The Black Pirate – Mary Pickford Technicolor No. 2 Test
00:00 Introduction by Anthony L'Abbate, Preservation Manager, Moving Image Department, George Eastman Museum
03:39 [The Black Pirate – Mary Pickford Technicolor No. 2 Test]
[The Black Pirate – Mary Pickford Technicolor No. 2 Test] (US 1926)
Director: [Douglas Fairbanks]
Cast: Mary Pickford; unidentified child
Production Company: Elton Corp.
Production date: 1926
Color: Desmet replication of Technicolor process No. 2—cemented, dye-transfer
Length (in feet): 282 ft.
Length (in reels): 1
Running time: 3 min. 29 sec.
Frame rate: 22 fps
Generous support for the video introduction provided by Art Bridges
Preserved by Wendy Glickman, graduate student of the L. Jeffrey Selznick School of Film Preservation on the 2000 Haghefilm Fellowship
Ditigization funded by Cineco / Haghefilm
This film has been made accessible to the public in part by the National Endowment for the Humanities: NEH CARES. Any views, findings, conclusions, or recommendations expressed in this video, do not necessarily represent those of the National Endowment for the Humanities
Mary Pickford had cameo performances in two of Douglas Fairbanks’s films during their marriage. She traded places with Billie Dove for the big kiss with Fairbanks at the end of The Black Pirate (Albert Parker, US 1926), and then appeared as the image of the Virgin Mary in The Gaucho (F. Richard Jones, US 1927). The George Eastman Museum has preserved the footage of the Technicolor tests made for both of these films. (See the test for The Gaucho here.) The test seen here was found in the museum’s nitrate film collection in a container identifying it as “Pickford and Fairbanks Technicolor Test.” The film shows only two or three frames of a sceneboard at three different times, but does not list the production title, only “Fairbanks.” However, Pickford’s wardrobe and accessories are consistent with those worn by Billie Dove in The Black Pirate. The multiple takes in this fragment are clearly the color tests Pickford made for her brief appearance in that film—hence the change in the identifying title. The child seen in the last take remains unidentified. Identifying who directed and photographed the screen tests is always a challenge. According to the sceneboard, this test was probably directed by Fairbanks himself. The name of the cinematographer (Gause) does not appear in any other filmographies and requires more research.

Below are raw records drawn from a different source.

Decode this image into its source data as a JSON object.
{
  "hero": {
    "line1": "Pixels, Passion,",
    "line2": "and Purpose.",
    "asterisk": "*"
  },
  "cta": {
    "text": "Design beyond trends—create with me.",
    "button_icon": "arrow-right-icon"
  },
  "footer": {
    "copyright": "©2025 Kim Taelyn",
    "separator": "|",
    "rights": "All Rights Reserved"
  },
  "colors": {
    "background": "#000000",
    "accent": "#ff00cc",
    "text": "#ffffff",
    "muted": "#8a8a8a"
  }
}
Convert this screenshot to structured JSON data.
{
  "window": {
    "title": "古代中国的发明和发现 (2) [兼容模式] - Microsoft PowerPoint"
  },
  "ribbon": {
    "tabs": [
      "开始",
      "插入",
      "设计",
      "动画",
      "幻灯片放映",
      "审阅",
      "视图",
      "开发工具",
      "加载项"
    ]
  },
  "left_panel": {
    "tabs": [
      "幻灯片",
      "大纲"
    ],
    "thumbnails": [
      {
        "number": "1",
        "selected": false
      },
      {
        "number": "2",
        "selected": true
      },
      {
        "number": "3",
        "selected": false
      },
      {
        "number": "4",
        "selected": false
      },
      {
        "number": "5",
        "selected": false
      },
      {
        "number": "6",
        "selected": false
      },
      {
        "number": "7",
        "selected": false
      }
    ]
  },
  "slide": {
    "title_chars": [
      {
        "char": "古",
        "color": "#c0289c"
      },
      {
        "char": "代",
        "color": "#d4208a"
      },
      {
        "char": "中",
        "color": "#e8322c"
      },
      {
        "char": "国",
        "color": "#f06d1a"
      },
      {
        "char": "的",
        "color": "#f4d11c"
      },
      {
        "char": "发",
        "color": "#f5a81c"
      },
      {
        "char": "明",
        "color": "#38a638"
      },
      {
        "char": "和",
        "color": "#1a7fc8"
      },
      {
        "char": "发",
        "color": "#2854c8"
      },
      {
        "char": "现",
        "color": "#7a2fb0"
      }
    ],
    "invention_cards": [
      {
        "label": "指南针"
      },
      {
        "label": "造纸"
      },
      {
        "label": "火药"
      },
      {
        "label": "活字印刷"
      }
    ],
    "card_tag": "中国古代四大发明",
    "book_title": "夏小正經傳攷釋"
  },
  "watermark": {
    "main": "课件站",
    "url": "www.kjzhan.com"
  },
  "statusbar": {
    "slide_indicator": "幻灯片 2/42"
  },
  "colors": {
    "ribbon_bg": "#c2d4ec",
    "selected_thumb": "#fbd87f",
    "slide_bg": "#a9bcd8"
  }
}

The color palette was chosen by Fairbanks after referencing the works of illustrators Howard Pyle and N. C. Wyeth, and especially the works of the Dutch Masters—muted brown tones that give an aged look to the film. Four months of color testing went in to the production of The Black Pirate to ensure that sets, costumes, hair and make-up colors, and skin tones all met the studio and location lighting requirements. At the time, the difference in the colors achieved between indoor and outdoor shooting necessitated two sets of costumes for each character.
The nitrate source for this restoration was the original 35mm negative made in the second major Technicolor system, introduced by the company in the 1922 production The Toll of the Sea. This was Technicolor’s first subtractive color process, in which a new camera design enabled the interior prism to split the light equally on a single negative recording symmetrical color separations: red light on one path, green light on the other. The matching red/green frames were vertically inverted, matching foot to foot. The frames bearing the latent red were then printed on a film reel, while those with latent green were reproduced on another reel. The process also required a new, thinner film stock—half the thickness of normal film—developed by the Eastman Kodak Company in collaboration with Technicolor. Registration of the two images required Technicolor to develop its own perforation pin belts so that the prints perfectly matched the negatives. The two positives were dyed red and green respectively, and then quickly and seamlessly, glued together, again in perfect registration. This system was far superior to any other two-color subtractive system known at the time, as the skin tones of Pickford accurately display. This process did not require a special projection apparatus, which aided with its initial success. However, the two strips of glued-together film developed inconsistency in the width of the film which caused problems of focus at the time of projection. By 1934, this process was replaced with the three-strip Technicolor dye imbibition process (known in the industry variously as dye-transfer, IB tech, or just plain IB) for the short film La Cucaracha and shortly thereafter, the feature film of Becky Sharp (1935) ushered in the age of Technicolor.